Does your bike fit you or do you fit your bike? In other words, is your position on the bike based on the length of your limbs and range of motion about your joints and your riding style, or is it based on the equipment you have chosen or what came with your bike from the shop? Too often, I have found that the latter is the case. Many riders try to adapt the way they ride and the way they sit on a bike to the what the bike allows them to do, as opposed to adjusting the parts on the bike to allow them to ride in a position that is efficient, aerodynamic and allows them to avoid many overuse injuries related to long hours in the saddle. The other mistakes many riders make is worrying about the “look” of their bike or trying to match the position of their favorite pro.
Bad habits and damage … The fact of the matter is that the human body is very adaptable and will learn to work in even the worst riding position over time. There have even been some very successful cyclists who have ridden in very unorthodox positions (check out old photos of Sean Kelly). Another fact is that the damage done by a bad riding position or misaligned pedal stroke may not be noticeable for quite a long time. How often have you noticed a pain in your knee or hips that only comes on when you put in some extra miles?
The goal of a good bike fit is … to set the saddle, handle bars and cleats in a position that allows you to turn the pedals efficiently and with no damage to your joints or bones and to avoid undue fatigue. When your riding position fits you, your bones can carry more of the stress of applying power to the pedals and supporting your body, and your joints can work and track within their normal range of motion.
A precision bike fit is one that is based on … the length of the bones and the position of the joints that are involved in the process of pedaling your bike. In order to get a precision bike fit, each segment of the limbs involved in the pedaling motion needs to be accurately measured. Short of using an x-ray machine, the best way of getting accurate measurements is by locating and marking anatomical landmarks that can be used to identify the position and shape of the rider’s bones and joints. Using these landmarks, the rider’s ideal position can be determined based on the size and shape of the bones and joints in the rider’s legs, hips, torso, shoulders, arms and feet, and how all these body parts can work together to pedal the bike.
More than one bike? Another challenge cyclists with more than one bike may face is how to make sure they are riding in the same position on whichever bike they choose to ride. It is important to avoid changing your riding position frequently because muscle memory is a very big component of a smooth and powerful pedal stroke. If your saddle height changes up and down and back an forth every time you ride, your muscles will be trying to pull up before your reach the bottom of the pedal stroke or push down while your foot is still on its way up. This lack of coordination can lead to injuries to the joints, muscles and other connective tissue as well as impaired performance.
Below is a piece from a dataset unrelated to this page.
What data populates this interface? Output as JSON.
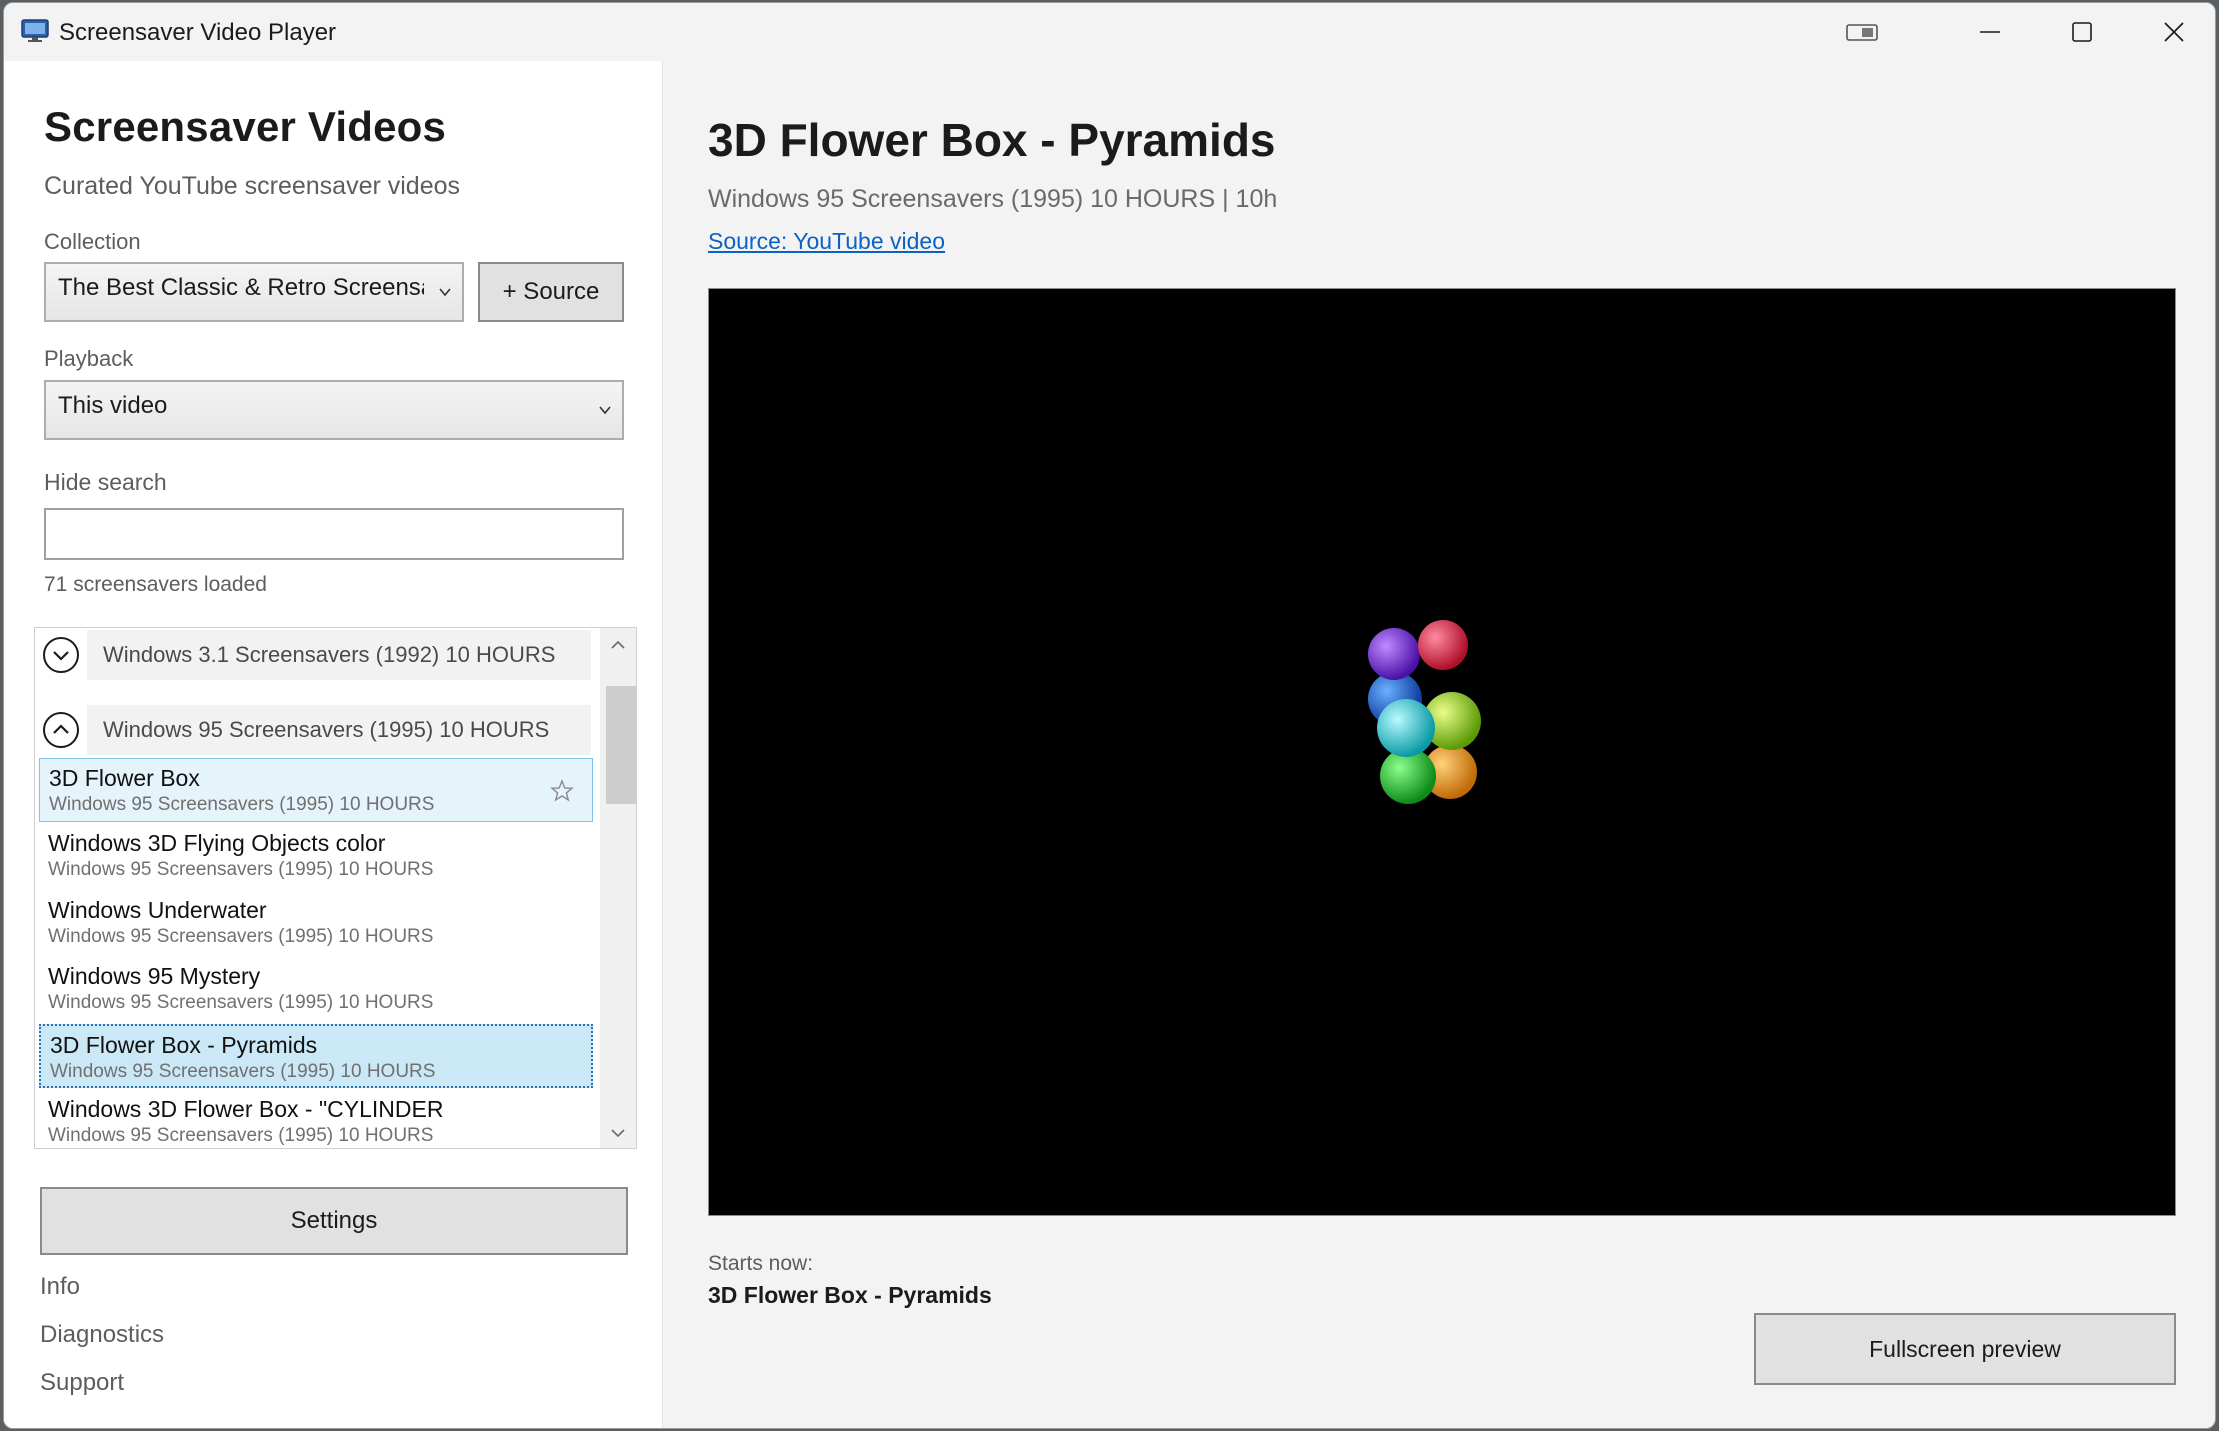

A good bike fit is one that can be transferred from one bike to the next while maintaining accuracy and precision. Remember that your position is your position no matter which bike you ride. What this means is that frame geometry should not have an affect on your riding position. Your butt should still be in the same place relative to your feet and hands.
The type of riding you are planning to do … should also be considered when determining your riding position. The requirements of road, mountain and time trial/triathlon riding will result in a different riding position for each style. Aerodynamics, bike handling, sprinting and climbing requirements all have an affect on your riding position.
Choices … There are many good fitting systems that use different landmarks and biomechanical measurements and calculations in order to determine the riders ideal saddle, handle bar and cleat position. When shopping around for someone to fit your bike to you, the more precision there is, and the more factors that are included in determining your position, the better. I will admit that there are probably one or two gurus in the world that could look at you and tell you exactly what needs to be changed, but the rest of us need to do some measuring to get it right.
Independent of the bike … I would recommend that you look for a system that determines your ideal riding position independent of the bike or equipment being used and look for a bike fit professional who will take into consideration other factors including riding style, biomechanical imbalances, physical differences from one limb to the next and neuromuscular issues that may not be fixed by even the most precise setup.
Challenges … Something to keep in mind if you are planning on having a professional bike fitting done is that the equipment that you currently have may not allow you to achieve your ideal riding position. The seat post or saddle may not allow for the amount of adjustment required or the top tube on your frame may not allow you to get to the ideal reach to the handlebars. The bike fitter will aim to get you in the best riding position, but it will be up to you to take their advice and make the recommended changes.
Old habits to break … Also remember that it may take a bit of time for you to adapt to the new riding position. A period of low intensity riding should always be planned for after making any changes to your riding position, especially if the changes are big. Never change your position right before an important event.
Get all you can out of your ride … Riders at every level have a good reason for having a precision bike fitting done. Riders who only get out once or twice a week will want to be sure they are getting all they can from the time they spend in the saddle and riders who compete or put in a lot of time on the road will want to be sure they are as riding as efficiently as possible while at the same time avoiding overuse injuries from even the slightest misalignment or imbalance.
Remember, your bike should fit you, not the other way around.